DIRECTIONS: Pull each line with the string "arrow" from the entries.

THE INPUT:
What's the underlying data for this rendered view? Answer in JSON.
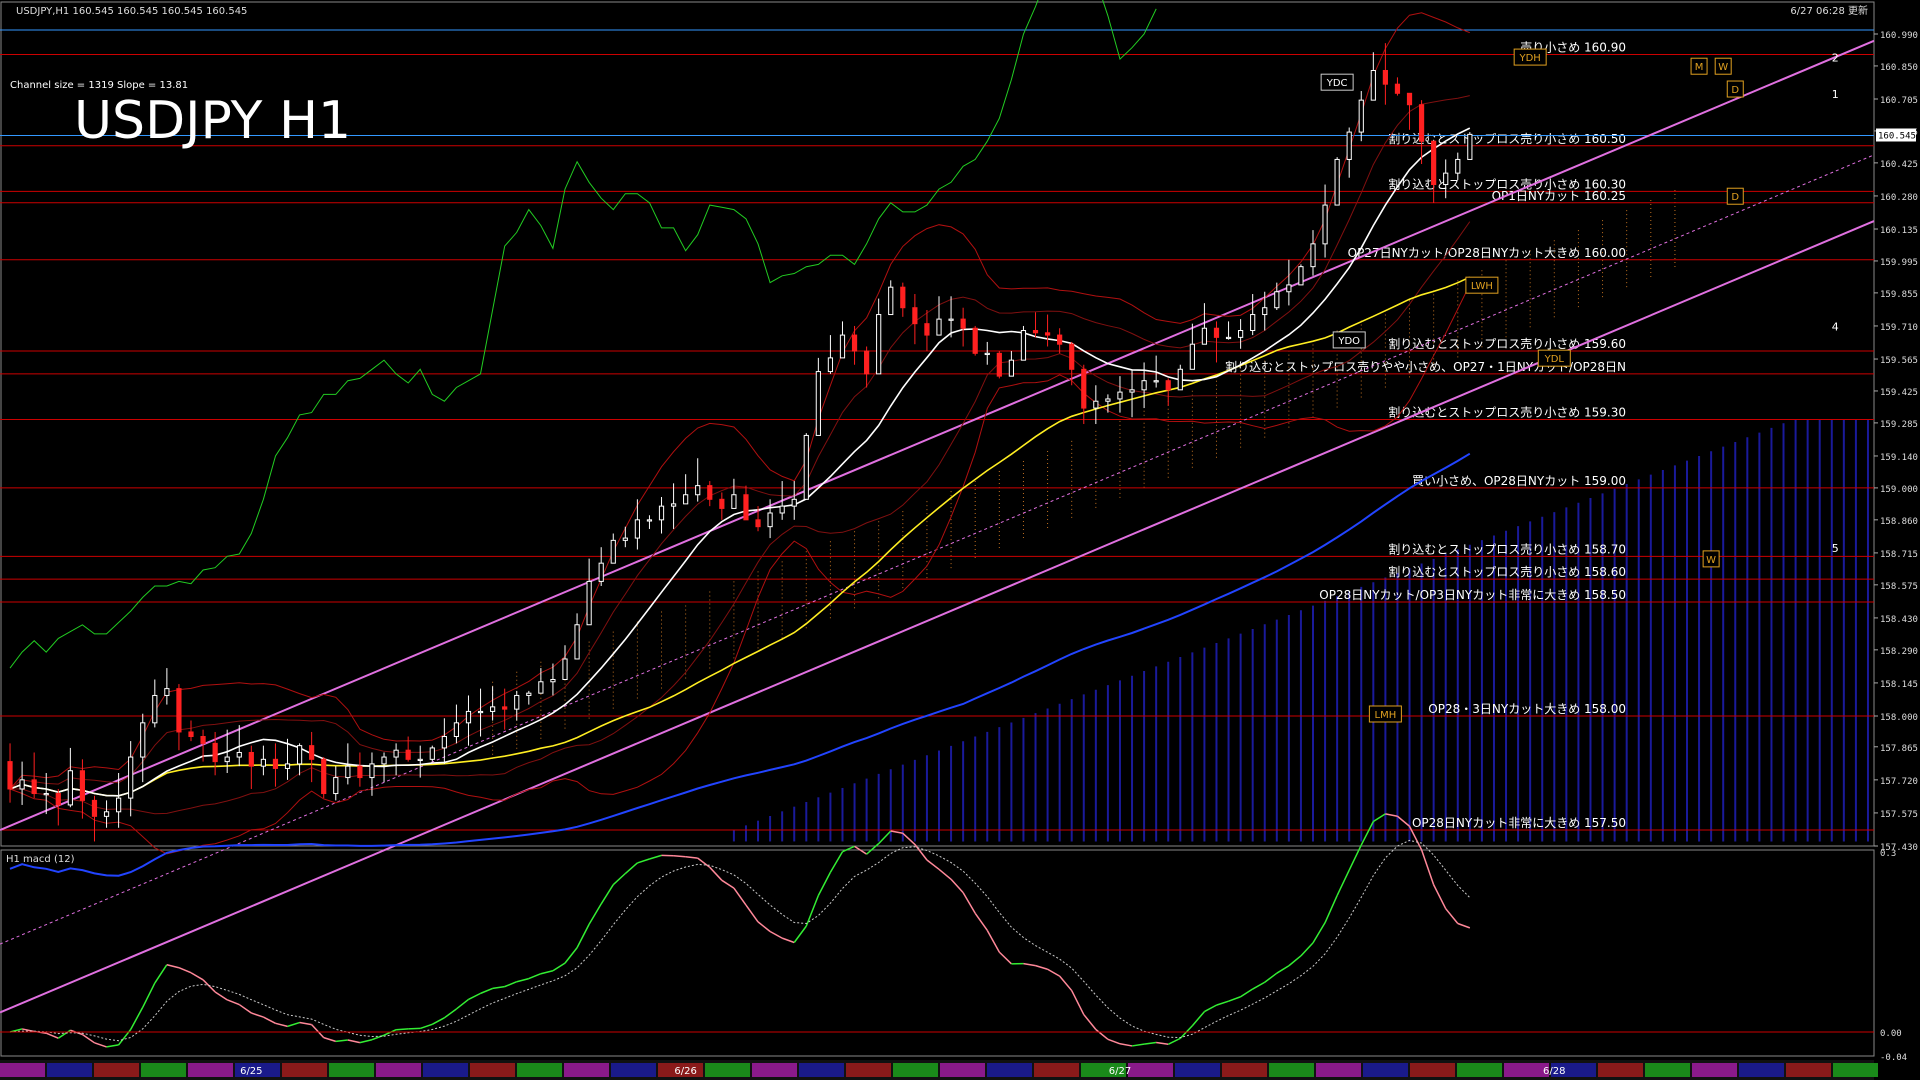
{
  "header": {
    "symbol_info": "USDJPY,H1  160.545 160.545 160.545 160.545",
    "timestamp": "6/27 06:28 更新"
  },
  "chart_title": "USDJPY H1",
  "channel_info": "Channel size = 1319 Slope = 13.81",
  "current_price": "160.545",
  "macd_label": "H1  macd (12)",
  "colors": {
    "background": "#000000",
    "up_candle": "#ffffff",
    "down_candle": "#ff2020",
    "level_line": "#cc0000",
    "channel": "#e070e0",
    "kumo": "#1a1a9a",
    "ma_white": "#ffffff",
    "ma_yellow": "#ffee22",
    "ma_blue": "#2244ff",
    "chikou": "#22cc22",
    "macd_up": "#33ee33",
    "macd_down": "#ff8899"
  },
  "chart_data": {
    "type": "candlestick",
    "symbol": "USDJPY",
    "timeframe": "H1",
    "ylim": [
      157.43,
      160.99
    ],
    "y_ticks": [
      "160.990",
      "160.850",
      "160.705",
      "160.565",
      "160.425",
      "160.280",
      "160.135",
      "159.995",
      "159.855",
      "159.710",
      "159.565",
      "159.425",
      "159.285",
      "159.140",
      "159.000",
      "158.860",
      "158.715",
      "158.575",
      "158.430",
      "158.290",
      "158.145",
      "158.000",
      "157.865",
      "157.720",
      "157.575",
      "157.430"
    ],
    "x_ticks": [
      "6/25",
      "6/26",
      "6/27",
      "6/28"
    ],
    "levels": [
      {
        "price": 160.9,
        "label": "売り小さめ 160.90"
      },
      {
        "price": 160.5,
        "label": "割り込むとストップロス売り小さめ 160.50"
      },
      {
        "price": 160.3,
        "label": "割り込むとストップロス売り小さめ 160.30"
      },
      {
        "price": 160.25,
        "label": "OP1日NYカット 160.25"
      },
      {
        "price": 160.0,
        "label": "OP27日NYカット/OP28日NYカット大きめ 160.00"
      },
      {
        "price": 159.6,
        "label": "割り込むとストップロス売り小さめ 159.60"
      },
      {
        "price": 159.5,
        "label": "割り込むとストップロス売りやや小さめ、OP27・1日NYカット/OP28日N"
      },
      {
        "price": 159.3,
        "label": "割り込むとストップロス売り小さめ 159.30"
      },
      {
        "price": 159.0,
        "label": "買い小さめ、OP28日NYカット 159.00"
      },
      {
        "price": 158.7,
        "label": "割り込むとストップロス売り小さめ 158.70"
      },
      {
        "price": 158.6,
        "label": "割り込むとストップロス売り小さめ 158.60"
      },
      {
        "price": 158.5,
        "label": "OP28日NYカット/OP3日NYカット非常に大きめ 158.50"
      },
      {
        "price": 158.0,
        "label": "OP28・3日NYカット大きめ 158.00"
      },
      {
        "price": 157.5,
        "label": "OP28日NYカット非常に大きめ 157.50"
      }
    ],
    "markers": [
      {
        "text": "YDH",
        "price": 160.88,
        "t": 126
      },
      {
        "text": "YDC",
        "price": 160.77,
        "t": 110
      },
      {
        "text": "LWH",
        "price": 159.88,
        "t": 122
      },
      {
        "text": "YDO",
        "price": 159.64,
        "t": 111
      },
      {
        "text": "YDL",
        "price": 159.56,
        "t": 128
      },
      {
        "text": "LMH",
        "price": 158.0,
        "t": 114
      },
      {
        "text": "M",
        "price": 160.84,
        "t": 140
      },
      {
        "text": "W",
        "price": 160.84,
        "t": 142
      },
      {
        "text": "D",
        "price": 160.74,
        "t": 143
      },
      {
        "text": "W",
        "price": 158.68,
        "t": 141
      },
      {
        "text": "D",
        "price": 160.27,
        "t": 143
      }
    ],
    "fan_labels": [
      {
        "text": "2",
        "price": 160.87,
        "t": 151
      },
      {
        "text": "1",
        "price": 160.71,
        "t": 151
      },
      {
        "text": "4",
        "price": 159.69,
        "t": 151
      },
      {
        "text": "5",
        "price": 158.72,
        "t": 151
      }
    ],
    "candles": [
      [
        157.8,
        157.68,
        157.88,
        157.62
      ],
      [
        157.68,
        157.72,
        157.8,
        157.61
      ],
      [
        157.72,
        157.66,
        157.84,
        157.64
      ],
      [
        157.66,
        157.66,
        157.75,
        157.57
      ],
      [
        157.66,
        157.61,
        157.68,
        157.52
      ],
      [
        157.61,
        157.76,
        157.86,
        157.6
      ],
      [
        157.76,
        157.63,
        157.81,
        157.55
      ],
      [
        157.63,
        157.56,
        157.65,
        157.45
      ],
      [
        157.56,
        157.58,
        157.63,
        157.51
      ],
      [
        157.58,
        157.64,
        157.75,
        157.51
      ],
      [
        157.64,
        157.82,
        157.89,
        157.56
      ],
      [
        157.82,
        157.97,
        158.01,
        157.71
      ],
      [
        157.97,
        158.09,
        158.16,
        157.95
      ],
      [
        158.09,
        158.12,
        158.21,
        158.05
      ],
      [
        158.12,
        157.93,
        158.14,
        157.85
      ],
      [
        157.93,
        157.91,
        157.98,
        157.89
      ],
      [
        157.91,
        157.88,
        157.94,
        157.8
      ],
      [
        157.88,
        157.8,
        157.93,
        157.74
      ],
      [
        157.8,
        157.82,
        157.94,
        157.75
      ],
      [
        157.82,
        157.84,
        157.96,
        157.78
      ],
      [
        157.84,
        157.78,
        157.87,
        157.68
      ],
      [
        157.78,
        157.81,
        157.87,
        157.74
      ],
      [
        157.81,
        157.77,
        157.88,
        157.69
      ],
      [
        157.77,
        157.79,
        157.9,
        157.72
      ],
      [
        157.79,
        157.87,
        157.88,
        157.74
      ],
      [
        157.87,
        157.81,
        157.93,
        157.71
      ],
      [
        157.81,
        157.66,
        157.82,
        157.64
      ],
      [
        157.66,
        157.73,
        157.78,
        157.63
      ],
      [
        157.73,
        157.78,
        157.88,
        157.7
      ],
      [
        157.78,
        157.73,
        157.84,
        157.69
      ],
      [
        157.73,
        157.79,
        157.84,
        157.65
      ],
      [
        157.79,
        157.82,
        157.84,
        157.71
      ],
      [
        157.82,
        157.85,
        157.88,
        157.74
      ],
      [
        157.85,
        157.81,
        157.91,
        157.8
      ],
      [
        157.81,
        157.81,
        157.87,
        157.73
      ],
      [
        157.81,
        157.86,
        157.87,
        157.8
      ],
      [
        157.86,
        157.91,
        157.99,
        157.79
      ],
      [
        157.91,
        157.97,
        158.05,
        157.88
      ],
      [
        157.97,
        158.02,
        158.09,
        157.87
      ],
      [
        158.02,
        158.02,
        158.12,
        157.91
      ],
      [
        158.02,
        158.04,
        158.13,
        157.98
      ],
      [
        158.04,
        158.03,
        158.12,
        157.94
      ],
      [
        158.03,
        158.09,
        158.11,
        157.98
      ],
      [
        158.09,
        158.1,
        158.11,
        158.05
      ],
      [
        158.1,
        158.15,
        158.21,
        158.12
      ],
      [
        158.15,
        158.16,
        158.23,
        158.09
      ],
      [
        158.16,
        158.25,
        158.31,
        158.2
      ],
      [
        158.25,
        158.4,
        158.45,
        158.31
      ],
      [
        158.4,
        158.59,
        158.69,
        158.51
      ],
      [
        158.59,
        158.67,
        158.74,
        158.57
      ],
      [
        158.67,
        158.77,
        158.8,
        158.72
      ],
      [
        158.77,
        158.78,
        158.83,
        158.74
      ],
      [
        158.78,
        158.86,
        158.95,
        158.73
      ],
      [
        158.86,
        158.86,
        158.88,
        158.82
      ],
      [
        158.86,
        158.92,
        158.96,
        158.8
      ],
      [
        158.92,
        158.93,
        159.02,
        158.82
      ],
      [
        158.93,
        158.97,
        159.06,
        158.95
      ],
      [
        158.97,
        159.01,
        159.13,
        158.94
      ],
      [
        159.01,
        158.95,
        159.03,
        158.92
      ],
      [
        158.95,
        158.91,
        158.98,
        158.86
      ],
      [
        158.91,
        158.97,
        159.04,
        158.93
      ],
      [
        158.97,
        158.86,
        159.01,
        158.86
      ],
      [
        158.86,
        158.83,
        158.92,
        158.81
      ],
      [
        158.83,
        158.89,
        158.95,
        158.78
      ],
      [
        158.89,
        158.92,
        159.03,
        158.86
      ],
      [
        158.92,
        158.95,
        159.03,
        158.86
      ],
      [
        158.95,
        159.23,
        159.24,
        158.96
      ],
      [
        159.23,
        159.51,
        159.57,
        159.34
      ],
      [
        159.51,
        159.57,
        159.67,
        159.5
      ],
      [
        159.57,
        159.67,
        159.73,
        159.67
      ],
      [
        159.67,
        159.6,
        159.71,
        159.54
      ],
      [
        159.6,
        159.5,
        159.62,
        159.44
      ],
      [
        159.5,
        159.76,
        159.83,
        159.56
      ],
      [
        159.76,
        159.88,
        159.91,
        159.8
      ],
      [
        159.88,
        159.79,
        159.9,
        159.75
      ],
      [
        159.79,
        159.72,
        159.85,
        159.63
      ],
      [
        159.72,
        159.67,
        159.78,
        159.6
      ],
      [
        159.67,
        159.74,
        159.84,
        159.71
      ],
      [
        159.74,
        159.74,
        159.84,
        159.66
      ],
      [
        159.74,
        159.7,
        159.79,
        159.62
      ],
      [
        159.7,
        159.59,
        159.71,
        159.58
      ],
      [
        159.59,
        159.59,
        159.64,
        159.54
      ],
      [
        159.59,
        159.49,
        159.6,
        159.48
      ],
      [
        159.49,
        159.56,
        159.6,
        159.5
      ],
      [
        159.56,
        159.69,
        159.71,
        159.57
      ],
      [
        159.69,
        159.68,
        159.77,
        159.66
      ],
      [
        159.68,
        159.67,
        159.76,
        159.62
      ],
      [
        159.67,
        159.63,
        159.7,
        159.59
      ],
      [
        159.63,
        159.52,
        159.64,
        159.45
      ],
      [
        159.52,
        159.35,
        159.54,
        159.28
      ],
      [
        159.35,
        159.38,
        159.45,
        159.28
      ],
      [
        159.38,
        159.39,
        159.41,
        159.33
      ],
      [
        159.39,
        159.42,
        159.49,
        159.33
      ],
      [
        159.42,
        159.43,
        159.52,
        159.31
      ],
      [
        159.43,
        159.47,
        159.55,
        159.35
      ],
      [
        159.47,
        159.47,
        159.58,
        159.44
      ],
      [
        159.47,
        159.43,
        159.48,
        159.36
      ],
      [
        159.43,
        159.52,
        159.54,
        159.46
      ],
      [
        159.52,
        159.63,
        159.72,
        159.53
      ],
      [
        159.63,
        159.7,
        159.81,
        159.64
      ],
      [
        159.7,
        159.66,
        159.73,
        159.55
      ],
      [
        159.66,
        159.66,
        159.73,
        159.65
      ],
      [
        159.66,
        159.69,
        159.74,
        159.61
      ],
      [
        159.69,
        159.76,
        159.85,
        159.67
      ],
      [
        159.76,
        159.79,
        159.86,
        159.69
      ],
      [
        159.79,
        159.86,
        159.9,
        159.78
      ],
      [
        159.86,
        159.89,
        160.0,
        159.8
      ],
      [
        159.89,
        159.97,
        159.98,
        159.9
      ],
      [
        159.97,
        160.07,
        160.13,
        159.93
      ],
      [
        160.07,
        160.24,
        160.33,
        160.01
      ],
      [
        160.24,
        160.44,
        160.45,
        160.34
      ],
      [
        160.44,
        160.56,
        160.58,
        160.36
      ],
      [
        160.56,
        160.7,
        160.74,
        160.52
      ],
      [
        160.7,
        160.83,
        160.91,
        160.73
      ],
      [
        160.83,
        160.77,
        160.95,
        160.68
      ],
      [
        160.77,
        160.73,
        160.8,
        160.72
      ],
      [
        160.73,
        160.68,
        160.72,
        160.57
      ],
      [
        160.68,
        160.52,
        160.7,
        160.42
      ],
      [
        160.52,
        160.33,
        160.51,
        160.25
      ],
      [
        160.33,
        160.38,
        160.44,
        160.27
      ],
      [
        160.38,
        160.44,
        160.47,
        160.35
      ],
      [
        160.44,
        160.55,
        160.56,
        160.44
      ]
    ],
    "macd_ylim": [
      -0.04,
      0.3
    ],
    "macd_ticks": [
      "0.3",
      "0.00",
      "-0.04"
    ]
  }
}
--
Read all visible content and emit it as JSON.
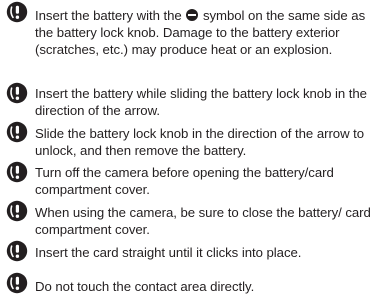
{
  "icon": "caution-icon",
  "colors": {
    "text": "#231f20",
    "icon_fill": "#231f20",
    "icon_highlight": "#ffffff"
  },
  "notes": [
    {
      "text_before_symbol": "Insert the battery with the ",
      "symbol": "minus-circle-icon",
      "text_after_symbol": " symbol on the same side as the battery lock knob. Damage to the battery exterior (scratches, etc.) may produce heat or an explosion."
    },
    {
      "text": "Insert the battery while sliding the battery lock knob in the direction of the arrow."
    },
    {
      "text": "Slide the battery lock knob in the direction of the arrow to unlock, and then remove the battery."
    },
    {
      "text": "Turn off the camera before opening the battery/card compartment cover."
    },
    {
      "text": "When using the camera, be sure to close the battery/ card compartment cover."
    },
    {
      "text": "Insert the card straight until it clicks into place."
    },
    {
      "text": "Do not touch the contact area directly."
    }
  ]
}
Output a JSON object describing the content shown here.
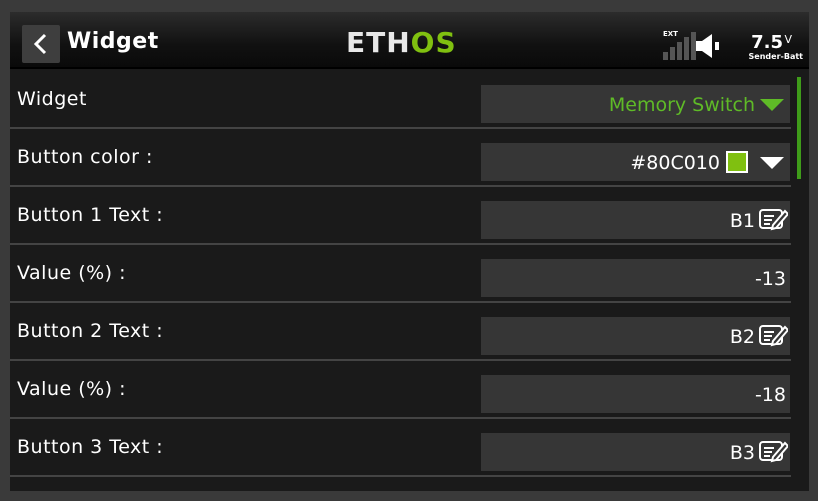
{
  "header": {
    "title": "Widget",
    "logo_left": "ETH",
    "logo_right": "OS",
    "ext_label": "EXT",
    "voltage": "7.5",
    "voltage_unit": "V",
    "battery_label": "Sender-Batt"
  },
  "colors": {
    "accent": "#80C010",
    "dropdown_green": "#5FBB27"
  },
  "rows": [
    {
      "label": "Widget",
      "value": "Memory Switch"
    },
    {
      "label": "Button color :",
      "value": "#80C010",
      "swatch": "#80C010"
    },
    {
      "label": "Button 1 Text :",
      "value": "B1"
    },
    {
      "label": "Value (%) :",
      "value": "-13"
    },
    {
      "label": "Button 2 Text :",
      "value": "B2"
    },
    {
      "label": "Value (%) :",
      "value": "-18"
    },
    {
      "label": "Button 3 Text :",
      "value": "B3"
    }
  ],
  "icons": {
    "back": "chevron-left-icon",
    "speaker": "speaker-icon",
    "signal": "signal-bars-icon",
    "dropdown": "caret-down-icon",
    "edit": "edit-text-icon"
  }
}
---
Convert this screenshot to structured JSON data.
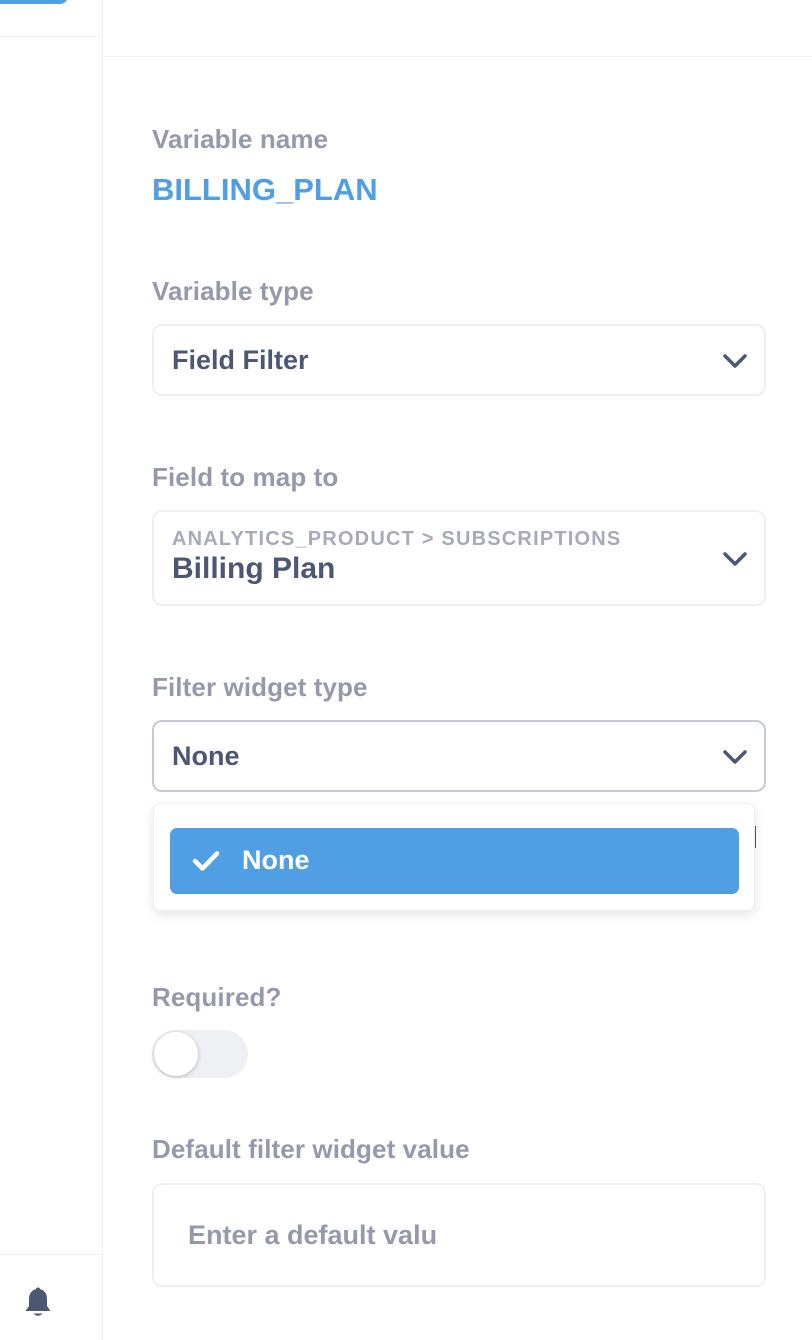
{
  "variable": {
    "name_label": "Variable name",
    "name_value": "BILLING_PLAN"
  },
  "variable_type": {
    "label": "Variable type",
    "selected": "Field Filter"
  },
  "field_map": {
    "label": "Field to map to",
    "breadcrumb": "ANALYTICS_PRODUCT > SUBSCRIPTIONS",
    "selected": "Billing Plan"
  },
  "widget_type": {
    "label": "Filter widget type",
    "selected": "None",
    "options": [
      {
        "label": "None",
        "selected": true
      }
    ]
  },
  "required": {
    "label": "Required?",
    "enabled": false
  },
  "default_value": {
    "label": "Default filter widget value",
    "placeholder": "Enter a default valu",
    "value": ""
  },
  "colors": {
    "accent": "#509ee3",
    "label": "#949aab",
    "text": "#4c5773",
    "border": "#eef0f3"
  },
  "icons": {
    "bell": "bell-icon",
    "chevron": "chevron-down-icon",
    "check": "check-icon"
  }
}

EXPECTED ANSWER:
      "text": "Insert the battery while sliding the battery lock knob in the direction of the arrow."
      "text": "Slide the battery lock knob in the direction of the arrow to unlock, and then remove the battery."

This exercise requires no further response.